Since beginning my principalship of Carson High School this past August, I have met numerous staff and community members who love to reminisce about their days at Carson High.
They tell me what it was like to be a student at CHS when a street divided the A and B buildings and when students attended class in numerous portable classrooms while renovations were being completed to join the two buildings into one complex. I have heard stories of games being played at Carson Middle School because “the new school gymnasium hadn’t been built yet.” This has really been cool for me because I truly appreciate the rich history and traditions of Carson High School.
The most memorable experience for me was viewing a football jersey and cheer uniform from the 1920s with accompanying pictures that were found in a storage room at Bordewich-Bray Elementary School, which was a former site of Carson High School. What truly surprised me though, was how few people truly know the history of Carson High School. It is with that in mind I’d like to share with you a brief history of CHS compiled and written by CHS English teacher, Becky Rodina:
Carson High School is one of the oldest high schools in the state of Nevada. In 1871, citizens of Carson District recognized their duty to build an addition to an existing school house. They selected the school house closest to the center of Carson City as the site to be expanded. In 1874, $4,000 was appropriated through a tax levy, and Carson High School was officially started.
Carson High School, built on Division Street between King Street and Musser Street, like many state government buildings of the time, was constructed of stone from the Nevada State Prison Quarry. That school was demolished after a government entity, concerned with its proximity to an earthquake fault, determined that the structure could not withstand a significant tremor.
As Carson City grew, a need was recognized for a separate high school, which was built on Thompson Street in 1939. Two red brick buildings were erected; a classroom building and a gymnasium. These served as foundations for what is now Bordewich-Bray Elementary.
In 1969, Ormsby County was merged and consolidated into Carson City. As Carson City continued to grow, the community recognized a need for yet another larger site for Carson High School. In 1970, a bond was passed, a site on the east side of town was selected, and another facility was built which became the present home of the Senators.

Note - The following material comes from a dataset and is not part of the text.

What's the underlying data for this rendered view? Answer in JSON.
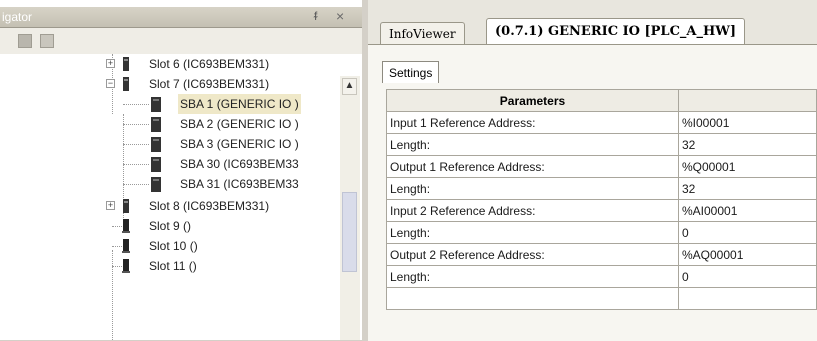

Carson High School has seen several expansions and remodels since moving to its present location. The school was open for only a few years when it became overpopulated and was forced to go on double sessions to house the increased enrollment. A gymnasium was built with 12 additional classrooms to alleviate the overcrowding.
The currently-standing completed facility included enclosing the street that separated the two original main buildings, creating a large multipurpose area affectionately called, Senator Square. An additional two story building was added on the southwest side which became the administrative offices, housed on the first floor and the science labs on the second floor. In 1999, faced with the overcrowding again, the High Tech Center was constructed in conjunction with the Western Nevada College. This facility added an additional 12 classes and 6 computer labs. It also provided Carson High School with a unique opportunity to blend college classes with its own curriculum. NJROTC classes and a rifle range were built in 2002.

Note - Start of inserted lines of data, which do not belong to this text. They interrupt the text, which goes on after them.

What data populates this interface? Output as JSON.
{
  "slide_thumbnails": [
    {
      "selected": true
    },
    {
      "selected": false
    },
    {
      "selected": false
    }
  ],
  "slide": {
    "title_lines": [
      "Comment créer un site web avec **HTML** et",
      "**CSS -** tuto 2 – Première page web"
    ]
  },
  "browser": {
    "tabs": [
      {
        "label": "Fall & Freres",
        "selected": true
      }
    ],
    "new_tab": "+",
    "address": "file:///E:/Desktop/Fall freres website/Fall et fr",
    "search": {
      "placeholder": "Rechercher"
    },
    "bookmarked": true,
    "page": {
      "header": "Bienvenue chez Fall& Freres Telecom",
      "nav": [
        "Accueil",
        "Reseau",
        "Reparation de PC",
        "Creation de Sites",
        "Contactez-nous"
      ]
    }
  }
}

Since 2006, the renovations have continued on the Carson High School Campus to include eight tennis courts and a concession stand complete with restroom facilities. In 2007-2008 a contemporary vision for the updating and redevelopment of the Athletic Complex was instituted, allowing Carson High School to host regional, zone and state championships. In the summer of 2011, solar panels were built to the east of the main building. As of 2011, Carson High School’s Main building is 306,479 square feet and sits on 65 acres.
Tasha Fuson is principal of Carson High School.